YOUR TASK:
Report every line of the records that includes the word "this".

AVAILABLE DATA:
_____

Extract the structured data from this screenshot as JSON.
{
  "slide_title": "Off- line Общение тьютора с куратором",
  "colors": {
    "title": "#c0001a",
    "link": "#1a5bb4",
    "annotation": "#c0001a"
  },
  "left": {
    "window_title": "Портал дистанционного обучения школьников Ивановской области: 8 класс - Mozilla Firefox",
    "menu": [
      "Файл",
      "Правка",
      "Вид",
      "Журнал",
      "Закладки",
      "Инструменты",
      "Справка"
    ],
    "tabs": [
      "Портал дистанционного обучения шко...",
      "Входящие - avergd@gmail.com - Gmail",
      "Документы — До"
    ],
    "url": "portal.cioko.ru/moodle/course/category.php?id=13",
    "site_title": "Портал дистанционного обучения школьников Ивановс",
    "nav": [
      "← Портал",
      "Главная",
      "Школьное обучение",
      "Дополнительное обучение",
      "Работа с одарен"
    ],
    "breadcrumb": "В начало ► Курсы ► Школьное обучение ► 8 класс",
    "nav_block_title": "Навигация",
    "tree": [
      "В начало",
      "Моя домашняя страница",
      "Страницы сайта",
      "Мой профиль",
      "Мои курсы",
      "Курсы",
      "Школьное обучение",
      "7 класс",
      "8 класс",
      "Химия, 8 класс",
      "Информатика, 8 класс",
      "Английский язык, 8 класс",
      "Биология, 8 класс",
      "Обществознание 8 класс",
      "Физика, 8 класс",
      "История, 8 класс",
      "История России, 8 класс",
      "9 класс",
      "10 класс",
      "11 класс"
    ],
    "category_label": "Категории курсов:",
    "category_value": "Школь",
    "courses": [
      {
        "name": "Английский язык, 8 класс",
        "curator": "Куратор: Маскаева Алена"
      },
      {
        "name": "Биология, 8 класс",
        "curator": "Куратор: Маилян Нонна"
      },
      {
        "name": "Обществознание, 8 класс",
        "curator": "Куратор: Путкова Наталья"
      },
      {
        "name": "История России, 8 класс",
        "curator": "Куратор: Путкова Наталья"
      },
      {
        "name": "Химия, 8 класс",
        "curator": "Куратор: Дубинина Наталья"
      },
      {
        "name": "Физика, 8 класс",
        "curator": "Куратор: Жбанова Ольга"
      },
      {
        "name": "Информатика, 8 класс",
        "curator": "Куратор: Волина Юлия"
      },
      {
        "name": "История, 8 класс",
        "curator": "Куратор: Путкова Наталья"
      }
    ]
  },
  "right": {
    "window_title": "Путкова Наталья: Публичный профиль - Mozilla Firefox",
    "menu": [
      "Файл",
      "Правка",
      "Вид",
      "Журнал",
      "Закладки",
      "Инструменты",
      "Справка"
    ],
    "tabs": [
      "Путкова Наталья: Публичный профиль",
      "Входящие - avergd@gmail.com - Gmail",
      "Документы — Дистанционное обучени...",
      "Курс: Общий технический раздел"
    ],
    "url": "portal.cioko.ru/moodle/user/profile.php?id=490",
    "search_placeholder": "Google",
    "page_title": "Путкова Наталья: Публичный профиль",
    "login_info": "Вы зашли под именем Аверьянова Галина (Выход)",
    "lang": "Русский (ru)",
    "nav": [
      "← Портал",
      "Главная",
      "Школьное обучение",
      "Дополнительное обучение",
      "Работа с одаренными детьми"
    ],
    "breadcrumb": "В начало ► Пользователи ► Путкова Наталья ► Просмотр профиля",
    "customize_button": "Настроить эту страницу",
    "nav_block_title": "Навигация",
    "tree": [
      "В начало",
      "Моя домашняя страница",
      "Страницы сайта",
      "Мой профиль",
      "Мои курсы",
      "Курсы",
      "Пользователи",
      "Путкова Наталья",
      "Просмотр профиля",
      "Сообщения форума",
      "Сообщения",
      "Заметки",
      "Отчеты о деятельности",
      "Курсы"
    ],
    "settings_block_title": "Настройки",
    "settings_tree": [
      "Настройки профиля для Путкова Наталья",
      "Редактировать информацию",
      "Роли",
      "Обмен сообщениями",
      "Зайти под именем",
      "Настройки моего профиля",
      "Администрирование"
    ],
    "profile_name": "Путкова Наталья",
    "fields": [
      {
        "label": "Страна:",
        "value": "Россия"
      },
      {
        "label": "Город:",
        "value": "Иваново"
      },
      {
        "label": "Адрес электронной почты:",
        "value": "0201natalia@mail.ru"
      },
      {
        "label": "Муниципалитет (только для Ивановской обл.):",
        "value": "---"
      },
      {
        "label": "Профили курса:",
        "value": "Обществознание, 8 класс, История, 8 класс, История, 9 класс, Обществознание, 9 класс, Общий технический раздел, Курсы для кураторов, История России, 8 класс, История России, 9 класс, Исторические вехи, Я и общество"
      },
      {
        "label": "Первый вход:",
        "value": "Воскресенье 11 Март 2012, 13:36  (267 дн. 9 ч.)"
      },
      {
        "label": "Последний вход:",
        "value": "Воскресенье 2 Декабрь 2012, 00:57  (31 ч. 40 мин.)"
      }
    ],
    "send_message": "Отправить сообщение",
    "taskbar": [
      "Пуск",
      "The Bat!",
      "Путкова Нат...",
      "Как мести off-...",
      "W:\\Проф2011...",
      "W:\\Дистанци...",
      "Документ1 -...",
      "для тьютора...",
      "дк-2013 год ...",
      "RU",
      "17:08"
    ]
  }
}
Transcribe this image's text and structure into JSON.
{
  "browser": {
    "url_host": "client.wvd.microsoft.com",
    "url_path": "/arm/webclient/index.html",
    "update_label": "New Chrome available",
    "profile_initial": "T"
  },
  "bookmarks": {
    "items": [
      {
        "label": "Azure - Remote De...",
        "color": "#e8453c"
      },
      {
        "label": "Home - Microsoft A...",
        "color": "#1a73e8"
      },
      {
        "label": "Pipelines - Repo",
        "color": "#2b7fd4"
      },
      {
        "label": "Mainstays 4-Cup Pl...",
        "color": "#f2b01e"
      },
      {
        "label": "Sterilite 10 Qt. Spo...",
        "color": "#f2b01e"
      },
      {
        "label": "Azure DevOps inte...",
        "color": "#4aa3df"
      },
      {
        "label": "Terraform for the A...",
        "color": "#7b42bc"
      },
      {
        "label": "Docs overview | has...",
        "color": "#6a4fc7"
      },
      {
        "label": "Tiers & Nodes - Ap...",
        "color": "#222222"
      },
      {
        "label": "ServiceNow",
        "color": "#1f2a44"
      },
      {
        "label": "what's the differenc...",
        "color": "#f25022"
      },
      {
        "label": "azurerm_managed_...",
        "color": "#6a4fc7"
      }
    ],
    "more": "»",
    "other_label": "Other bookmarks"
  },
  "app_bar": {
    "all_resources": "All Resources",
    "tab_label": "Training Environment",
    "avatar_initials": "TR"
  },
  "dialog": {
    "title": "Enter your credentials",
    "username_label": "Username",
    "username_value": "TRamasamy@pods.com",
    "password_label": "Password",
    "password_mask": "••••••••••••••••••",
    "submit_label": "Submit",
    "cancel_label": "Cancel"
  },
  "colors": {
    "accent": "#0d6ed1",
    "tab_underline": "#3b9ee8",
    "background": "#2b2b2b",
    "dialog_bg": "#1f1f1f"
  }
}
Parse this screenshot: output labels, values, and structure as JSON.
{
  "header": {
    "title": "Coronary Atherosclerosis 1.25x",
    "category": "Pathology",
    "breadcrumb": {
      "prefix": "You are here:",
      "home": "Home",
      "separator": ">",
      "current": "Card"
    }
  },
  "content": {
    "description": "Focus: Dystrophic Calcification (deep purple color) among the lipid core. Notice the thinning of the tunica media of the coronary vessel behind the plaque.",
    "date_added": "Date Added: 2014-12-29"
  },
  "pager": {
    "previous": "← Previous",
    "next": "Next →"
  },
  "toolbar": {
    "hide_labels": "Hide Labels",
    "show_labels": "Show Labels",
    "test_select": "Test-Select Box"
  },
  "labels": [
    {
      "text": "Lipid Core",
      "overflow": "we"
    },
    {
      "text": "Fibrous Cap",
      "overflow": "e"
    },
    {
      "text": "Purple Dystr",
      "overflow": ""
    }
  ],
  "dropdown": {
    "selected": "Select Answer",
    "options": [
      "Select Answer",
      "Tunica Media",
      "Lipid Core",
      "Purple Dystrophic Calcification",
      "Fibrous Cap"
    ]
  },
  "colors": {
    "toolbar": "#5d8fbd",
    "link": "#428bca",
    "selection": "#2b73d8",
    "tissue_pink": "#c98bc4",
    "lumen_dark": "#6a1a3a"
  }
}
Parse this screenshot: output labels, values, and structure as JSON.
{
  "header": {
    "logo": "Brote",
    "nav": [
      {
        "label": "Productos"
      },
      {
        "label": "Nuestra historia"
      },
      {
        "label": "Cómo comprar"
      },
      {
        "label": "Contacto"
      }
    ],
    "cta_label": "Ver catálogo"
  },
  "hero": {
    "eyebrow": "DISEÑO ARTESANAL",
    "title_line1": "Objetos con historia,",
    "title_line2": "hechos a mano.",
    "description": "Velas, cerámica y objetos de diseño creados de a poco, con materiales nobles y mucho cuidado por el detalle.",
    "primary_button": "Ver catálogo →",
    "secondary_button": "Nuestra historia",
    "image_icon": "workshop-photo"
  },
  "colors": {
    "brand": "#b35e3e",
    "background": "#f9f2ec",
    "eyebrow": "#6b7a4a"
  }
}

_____

RESULT BELOW:
Extract the structured data from this screenshot as JSON.
Transcribe this image's text and structure into JSON.
Parse this screenshot: output labels, values, and structure as JSON.
Parse this screenshot: output labels, values, and structure as JSON.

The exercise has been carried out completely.